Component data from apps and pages
_ _ _ _
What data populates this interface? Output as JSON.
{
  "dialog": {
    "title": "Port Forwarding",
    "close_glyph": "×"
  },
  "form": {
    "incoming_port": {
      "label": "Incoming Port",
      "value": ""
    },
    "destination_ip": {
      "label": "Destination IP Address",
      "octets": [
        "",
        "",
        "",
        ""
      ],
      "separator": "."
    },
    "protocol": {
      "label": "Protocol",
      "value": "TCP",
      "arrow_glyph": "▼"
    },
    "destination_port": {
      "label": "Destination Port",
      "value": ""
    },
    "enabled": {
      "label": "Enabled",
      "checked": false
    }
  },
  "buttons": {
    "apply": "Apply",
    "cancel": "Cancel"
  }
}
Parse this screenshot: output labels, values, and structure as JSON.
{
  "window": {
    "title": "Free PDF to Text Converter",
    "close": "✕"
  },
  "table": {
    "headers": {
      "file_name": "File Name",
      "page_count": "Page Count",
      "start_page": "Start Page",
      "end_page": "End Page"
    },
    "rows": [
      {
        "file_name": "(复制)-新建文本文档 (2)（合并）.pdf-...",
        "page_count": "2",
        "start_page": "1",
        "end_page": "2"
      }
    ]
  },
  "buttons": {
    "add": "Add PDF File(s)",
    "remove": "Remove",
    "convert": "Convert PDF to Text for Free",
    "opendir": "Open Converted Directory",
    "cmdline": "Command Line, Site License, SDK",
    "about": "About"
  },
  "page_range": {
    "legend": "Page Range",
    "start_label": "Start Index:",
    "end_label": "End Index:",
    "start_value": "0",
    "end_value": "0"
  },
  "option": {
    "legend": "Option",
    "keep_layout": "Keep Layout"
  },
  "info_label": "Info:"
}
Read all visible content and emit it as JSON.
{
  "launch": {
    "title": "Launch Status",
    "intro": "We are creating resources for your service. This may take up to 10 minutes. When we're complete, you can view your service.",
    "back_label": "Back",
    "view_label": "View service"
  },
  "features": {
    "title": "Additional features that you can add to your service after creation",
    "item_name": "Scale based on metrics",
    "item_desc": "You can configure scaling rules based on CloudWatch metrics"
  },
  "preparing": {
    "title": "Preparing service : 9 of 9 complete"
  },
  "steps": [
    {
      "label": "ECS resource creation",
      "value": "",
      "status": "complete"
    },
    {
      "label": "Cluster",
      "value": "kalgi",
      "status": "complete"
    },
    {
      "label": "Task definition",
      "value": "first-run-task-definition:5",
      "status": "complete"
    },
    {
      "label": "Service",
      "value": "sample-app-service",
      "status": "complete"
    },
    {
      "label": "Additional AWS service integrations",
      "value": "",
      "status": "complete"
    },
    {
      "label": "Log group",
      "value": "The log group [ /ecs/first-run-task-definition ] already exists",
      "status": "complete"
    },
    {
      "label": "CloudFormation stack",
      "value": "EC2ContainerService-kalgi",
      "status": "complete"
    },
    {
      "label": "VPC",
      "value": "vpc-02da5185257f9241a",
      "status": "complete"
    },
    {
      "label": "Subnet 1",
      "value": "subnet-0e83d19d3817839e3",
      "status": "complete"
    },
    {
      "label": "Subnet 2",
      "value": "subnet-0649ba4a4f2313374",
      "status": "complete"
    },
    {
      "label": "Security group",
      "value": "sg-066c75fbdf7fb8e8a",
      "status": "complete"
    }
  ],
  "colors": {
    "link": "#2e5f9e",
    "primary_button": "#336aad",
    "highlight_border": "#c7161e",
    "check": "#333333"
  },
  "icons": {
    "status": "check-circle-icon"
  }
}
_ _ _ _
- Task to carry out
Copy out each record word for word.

- Your response
What data populates this interface? Output as JSON.
{
  "dialog": {
    "title": "Port Forwarding",
    "close_glyph": "×"
  },
  "form": {
    "incoming_port": {
      "label": "Incoming Port",
      "value": ""
    },
    "destination_ip": {
      "label": "Destination IP Address",
      "octets": [
        "",
        "",
        "",
        ""
      ],
      "separator": "."
    },
    "protocol": {
      "label": "Protocol",
      "value": "TCP",
      "arrow_glyph": "▼"
    },
    "destination_port": {
      "label": "Destination Port",
      "value": ""
    },
    "enabled": {
      "label": "Enabled",
      "checked": false
    }
  },
  "buttons": {
    "apply": "Apply",
    "cancel": "Cancel"
  }
}
Parse this screenshot: output labels, values, and structure as JSON.
{
  "window": {
    "title": "Free PDF to Text Converter",
    "close": "✕"
  },
  "table": {
    "headers": {
      "file_name": "File Name",
      "page_count": "Page Count",
      "start_page": "Start Page",
      "end_page": "End Page"
    },
    "rows": [
      {
        "file_name": "(复制)-新建文本文档 (2)（合并）.pdf-...",
        "page_count": "2",
        "start_page": "1",
        "end_page": "2"
      }
    ]
  },
  "buttons": {
    "add": "Add PDF File(s)",
    "remove": "Remove",
    "convert": "Convert PDF to Text for Free",
    "opendir": "Open Converted Directory",
    "cmdline": "Command Line, Site License, SDK",
    "about": "About"
  },
  "page_range": {
    "legend": "Page Range",
    "start_label": "Start Index:",
    "end_label": "End Index:",
    "start_value": "0",
    "end_value": "0"
  },
  "option": {
    "legend": "Option",
    "keep_layout": "Keep Layout"
  },
  "info_label": "Info:"
}
Read all visible content and emit it as JSON.
{
  "launch": {
    "title": "Launch Status",
    "intro": "We are creating resources for your service. This may take up to 10 minutes. When we're complete, you can view your service.",
    "back_label": "Back",
    "view_label": "View service"
  },
  "features": {
    "title": "Additional features that you can add to your service after creation",
    "item_name": "Scale based on metrics",
    "item_desc": "You can configure scaling rules based on CloudWatch metrics"
  },
  "preparing": {
    "title": "Preparing service : 9 of 9 complete"
  },
  "steps": [
    {
      "label": "ECS resource creation",
      "value": "",
      "status": "complete"
    },
    {
      "label": "Cluster",
      "value": "kalgi",
      "status": "complete"
    },
    {
      "label": "Task definition",
      "value": "first-run-task-definition:5",
      "status": "complete"
    },
    {
      "label": "Service",
      "value": "sample-app-service",
      "status": "complete"
    },
    {
      "label": "Additional AWS service integrations",
      "value": "",
      "status": "complete"
    },
    {
      "label": "Log group",
      "value": "The log group [ /ecs/first-run-task-definition ] already exists",
      "status": "complete"
    },
    {
      "label": "CloudFormation stack",
      "value": "EC2ContainerService-kalgi",
      "status": "complete"
    },
    {
      "label": "VPC",
      "value": "vpc-02da5185257f9241a",
      "status": "complete"
    },
    {
      "label": "Subnet 1",
      "value": "subnet-0e83d19d3817839e3",
      "status": "complete"
    },
    {
      "label": "Subnet 2",
      "value": "subnet-0649ba4a4f2313374",
      "status": "complete"
    },
    {
      "label": "Security group",
      "value": "sg-066c75fbdf7fb8e8a",
      "status": "complete"
    }
  ],
  "colors": {
    "link": "#2e5f9e",
    "primary_button": "#336aad",
    "highlight_border": "#c7161e",
    "check": "#333333"
  },
  "icons": {
    "status": "check-circle-icon"
  }
}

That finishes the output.